This one was bad:
I’m in bed with someone,
I don’t know who,
and I’m wrestling
with sweaty sheets. My mother,
who is sleeping in another bed,
has run to the bathroom, to vomit
endlessly. I can’t see her but can
hear the awful river, hear someone
saying your mother’s sick, so sick.
I can’t move, can only listen.
Was it the sad poems I heard
last night at the Zoom reading?
More reports from Ukraine, with all
the twisted bodies lying untended
on a rural road as trees leaf out?
Guilt for not being home when she died,
left me, for good and not for good?
This cold April morning, when the rising
sun first blares in the north window again—
summer’s coming—I climb the steep
stairs to my office, only five years younger
than she was at last, and find her
everywhere: in the ivory and rose
and teal prayer carpet; her trapezoidal
business sign for Foremost Builders;
the rush-seated chair, its ribbon back
incised with hearts; her child’s wooden
footstool with tombstone ends,
painted antique green.
In Praise of Mistaken Identity
Goldie Hawn and Sandy Duncan were not my idols,
and I was irritated when people told me I resembled them.
Didn’t they resemble me? Perhaps it was just the haircut.
Taking compliments at face value isn’t easy
when you’re young. Look outside yourself,
for a change. The red-breasted nuthatch looks
like the white-breasted nuthatch, just a little more ruddy.
Yesterday, as I stood gazing at the lilac’s spent lavender,
a wren landed, rustling. Then spun and launched toward me
at eye level, a winged missile that landed on my hat.
Did I look like a fence post? When I stirred, the wren
took off, pulling me up into the sugar maple, singing.
Salisbury Redemption Center, Early 80s
Outside, the yellow banner:
Open for Business.
The stained screen door moans,
its spring broken. Behind the counter,
a colorless kid, with transparent brows,
shows us all The Way.
In tin can heaven, everything
is segregated: separate bins
for plastic orange seltzer bottles,
aluminum Budweiser cans.
No grace necessary, just a quick flick
of the irreverent wrist.
A couple shoulders in,
D.A. and bouffant blonde, greased
and glued in place, both still stuck
in the 50s. Here the original sin’s
dented and dirty merch, for everything
should be saved. The kid shuts shop
at six sharp. My redemption’s
a buck and change.

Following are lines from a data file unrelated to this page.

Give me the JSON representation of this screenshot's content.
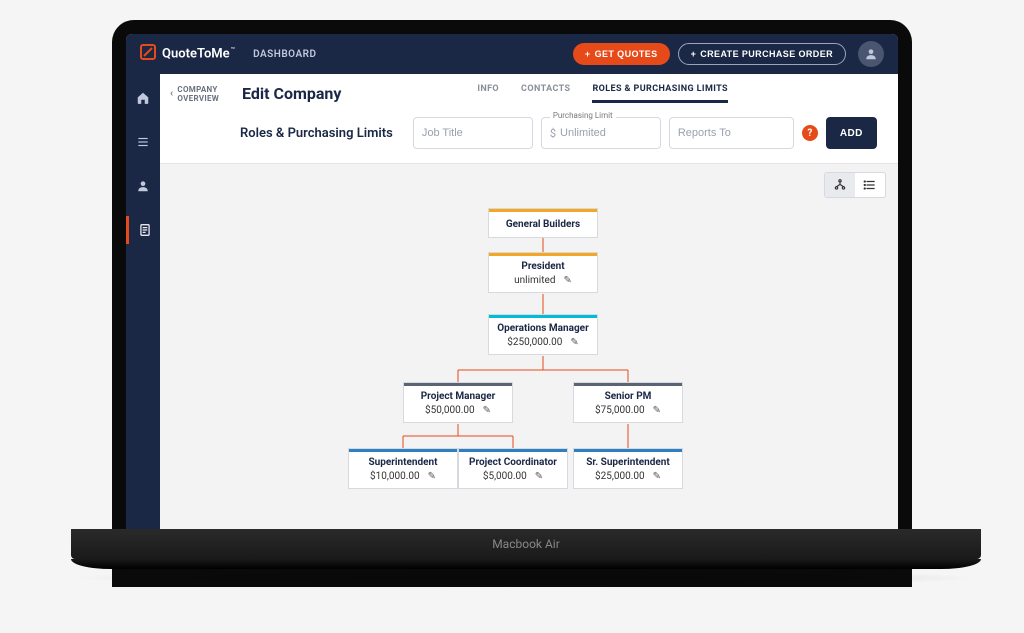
{
  "brand": {
    "name": "QuoteToMe",
    "tm": "™"
  },
  "topbar": {
    "breadcrumb": "DASHBOARD",
    "get_quotes": "GET QUOTES",
    "create_po": "CREATE PURCHASE ORDER"
  },
  "back_link": {
    "line1": "COMPANY",
    "line2": "OVERVIEW"
  },
  "page": {
    "title": "Edit Company"
  },
  "tabs": {
    "info": "INFO",
    "contacts": "CONTACTS",
    "roles": "ROLES & PURCHASING LIMITS"
  },
  "section": {
    "title": "Roles & Purchasing Limits"
  },
  "fields": {
    "job_title_placeholder": "Job Title",
    "limit_label": "Purchasing Limit",
    "limit_prefix": "$",
    "limit_placeholder": "Unlimited",
    "reports_to_placeholder": "Reports To"
  },
  "buttons": {
    "add": "ADD"
  },
  "laptop": {
    "label": "Macbook Air"
  },
  "org": {
    "root": {
      "title": "General Builders"
    },
    "president": {
      "title": "President",
      "value": "unlimited"
    },
    "ops_mgr": {
      "title": "Operations Manager",
      "value": "$250,000.00"
    },
    "proj_mgr": {
      "title": "Project Manager",
      "value": "$50,000.00"
    },
    "senior_pm": {
      "title": "Senior PM",
      "value": "$75,000.00"
    },
    "superintendent": {
      "title": "Superintendent",
      "value": "$10,000.00"
    },
    "proj_coord": {
      "title": "Project Coordinator",
      "value": "$5,000.00"
    },
    "sr_superintendent": {
      "title": "Sr. Superintendent",
      "value": "$25,000.00"
    }
  },
  "colors": {
    "orange": "#f5a623",
    "red": "#e64a19",
    "teal": "#00bcd4",
    "slate": "#5a6475",
    "blue": "#2e7fbf"
  }
}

Farm girl, rock climber, and professor, Karen Kilcup feels fortunate to be getting old. Her forthcoming book of poems, winner of the 2021 Winter Goose Poetry Prize, is titled The Art of Restoration.